Search the material below for the word "Очки". Copy every line where it is found.
Data excerpts: Begin
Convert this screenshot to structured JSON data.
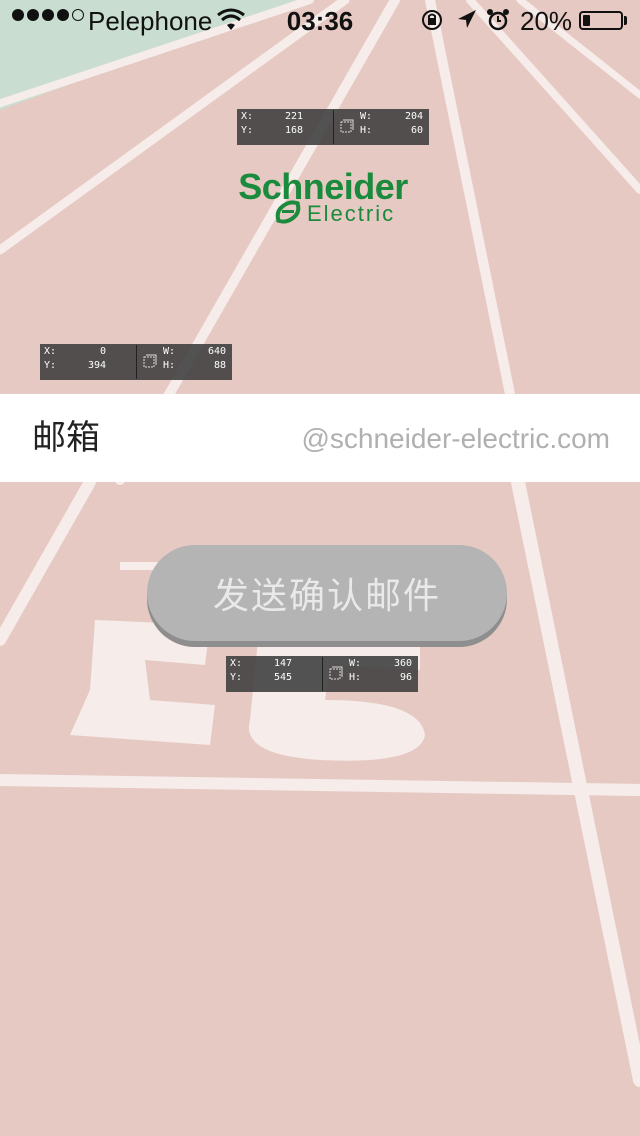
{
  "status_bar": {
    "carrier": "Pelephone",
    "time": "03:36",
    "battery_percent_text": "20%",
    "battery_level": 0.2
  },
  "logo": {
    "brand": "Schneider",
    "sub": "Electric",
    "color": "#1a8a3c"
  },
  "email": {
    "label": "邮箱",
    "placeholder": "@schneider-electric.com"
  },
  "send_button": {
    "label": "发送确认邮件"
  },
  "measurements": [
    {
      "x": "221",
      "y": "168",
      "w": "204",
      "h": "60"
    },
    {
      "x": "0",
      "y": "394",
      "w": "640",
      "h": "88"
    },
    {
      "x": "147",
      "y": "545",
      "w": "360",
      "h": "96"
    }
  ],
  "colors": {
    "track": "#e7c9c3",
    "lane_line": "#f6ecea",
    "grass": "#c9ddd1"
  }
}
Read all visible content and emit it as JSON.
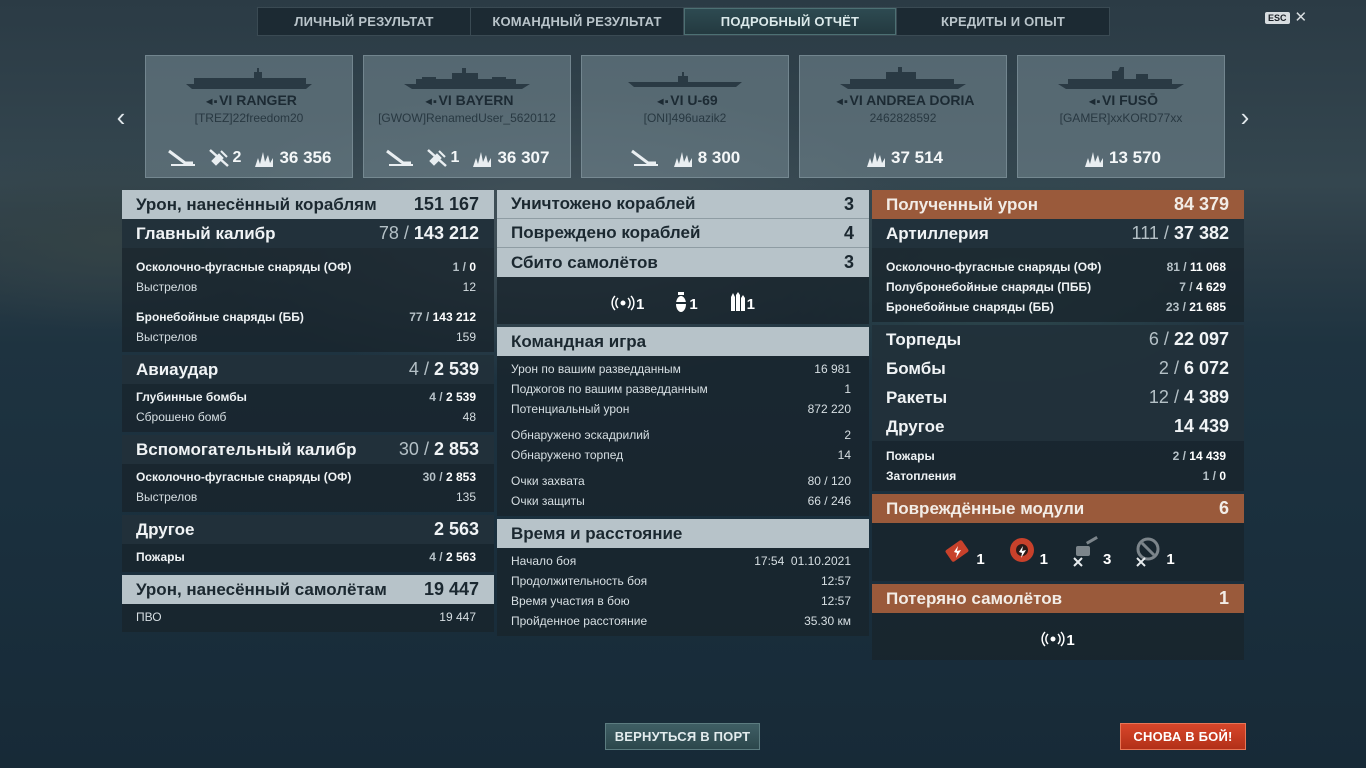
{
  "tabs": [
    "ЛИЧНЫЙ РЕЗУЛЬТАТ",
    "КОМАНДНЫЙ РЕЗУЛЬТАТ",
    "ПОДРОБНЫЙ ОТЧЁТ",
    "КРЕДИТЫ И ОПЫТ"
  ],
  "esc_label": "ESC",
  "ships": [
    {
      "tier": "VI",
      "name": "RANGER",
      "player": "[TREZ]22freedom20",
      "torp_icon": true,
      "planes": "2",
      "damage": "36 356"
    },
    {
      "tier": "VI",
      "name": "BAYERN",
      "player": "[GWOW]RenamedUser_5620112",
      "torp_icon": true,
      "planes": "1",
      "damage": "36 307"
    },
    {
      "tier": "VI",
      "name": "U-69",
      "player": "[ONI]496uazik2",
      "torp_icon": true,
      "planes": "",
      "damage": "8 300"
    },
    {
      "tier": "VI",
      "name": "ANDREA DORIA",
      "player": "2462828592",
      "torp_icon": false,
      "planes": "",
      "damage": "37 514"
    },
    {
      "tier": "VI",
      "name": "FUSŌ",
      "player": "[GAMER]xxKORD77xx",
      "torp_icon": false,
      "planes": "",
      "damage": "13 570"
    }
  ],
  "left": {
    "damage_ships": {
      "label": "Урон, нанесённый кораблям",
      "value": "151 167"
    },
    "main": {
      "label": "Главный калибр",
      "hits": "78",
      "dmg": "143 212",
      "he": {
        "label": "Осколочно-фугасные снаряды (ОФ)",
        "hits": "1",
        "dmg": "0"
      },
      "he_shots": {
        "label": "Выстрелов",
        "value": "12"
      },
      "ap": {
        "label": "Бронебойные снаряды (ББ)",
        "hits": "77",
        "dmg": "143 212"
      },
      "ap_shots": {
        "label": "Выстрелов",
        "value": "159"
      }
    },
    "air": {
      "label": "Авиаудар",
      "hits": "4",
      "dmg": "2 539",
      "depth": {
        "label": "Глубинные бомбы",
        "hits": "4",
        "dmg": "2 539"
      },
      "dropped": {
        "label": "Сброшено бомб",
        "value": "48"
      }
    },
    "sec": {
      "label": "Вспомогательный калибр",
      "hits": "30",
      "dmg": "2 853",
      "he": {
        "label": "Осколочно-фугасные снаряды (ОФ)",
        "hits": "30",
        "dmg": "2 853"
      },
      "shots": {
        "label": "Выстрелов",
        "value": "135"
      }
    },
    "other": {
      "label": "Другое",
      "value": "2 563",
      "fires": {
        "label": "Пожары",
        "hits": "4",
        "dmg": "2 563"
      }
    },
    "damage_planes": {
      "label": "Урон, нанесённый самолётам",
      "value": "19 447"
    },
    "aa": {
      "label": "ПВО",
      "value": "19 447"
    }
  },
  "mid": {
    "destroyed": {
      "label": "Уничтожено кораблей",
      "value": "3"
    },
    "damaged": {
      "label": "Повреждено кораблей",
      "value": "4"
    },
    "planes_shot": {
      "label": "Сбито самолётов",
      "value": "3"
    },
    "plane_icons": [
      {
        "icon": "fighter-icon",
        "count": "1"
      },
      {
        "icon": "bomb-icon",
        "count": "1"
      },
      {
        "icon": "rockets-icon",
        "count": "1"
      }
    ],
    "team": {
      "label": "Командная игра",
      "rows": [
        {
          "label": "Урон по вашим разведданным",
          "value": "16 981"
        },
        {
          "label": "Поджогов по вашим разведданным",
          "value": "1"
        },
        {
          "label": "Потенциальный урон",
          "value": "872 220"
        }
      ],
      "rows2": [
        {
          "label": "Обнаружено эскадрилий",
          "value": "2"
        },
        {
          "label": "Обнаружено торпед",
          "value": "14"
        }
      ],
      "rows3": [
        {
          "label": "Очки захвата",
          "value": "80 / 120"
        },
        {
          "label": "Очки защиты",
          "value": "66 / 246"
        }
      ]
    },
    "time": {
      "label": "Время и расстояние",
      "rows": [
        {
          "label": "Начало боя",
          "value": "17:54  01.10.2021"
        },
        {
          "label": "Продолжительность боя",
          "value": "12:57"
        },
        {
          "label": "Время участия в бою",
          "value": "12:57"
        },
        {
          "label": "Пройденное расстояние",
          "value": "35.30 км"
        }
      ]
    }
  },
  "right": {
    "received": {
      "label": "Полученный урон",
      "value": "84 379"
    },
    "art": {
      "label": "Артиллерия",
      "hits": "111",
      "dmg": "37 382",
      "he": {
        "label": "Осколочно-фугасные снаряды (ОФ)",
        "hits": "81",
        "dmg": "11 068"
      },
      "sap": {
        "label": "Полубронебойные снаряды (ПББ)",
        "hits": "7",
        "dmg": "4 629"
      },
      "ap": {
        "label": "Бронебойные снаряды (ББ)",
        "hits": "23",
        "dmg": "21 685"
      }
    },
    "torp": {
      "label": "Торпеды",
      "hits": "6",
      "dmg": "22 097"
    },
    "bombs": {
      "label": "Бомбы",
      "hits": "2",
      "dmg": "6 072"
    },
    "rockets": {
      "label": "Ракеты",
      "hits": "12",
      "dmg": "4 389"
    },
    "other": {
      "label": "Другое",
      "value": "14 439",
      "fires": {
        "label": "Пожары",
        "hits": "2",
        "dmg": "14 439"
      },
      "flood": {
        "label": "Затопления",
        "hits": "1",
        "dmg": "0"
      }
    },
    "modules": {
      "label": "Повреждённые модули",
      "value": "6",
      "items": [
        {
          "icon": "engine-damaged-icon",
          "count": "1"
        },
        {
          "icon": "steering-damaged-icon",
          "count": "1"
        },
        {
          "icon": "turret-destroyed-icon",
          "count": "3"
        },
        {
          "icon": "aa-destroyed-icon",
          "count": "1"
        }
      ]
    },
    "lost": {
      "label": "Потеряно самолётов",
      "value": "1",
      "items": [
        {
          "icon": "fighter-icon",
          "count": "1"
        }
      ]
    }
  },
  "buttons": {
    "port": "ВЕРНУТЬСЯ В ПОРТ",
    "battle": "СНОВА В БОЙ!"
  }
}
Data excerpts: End
Final answer:
          "label": "Очки захвата",
          "label": "Очки защиты",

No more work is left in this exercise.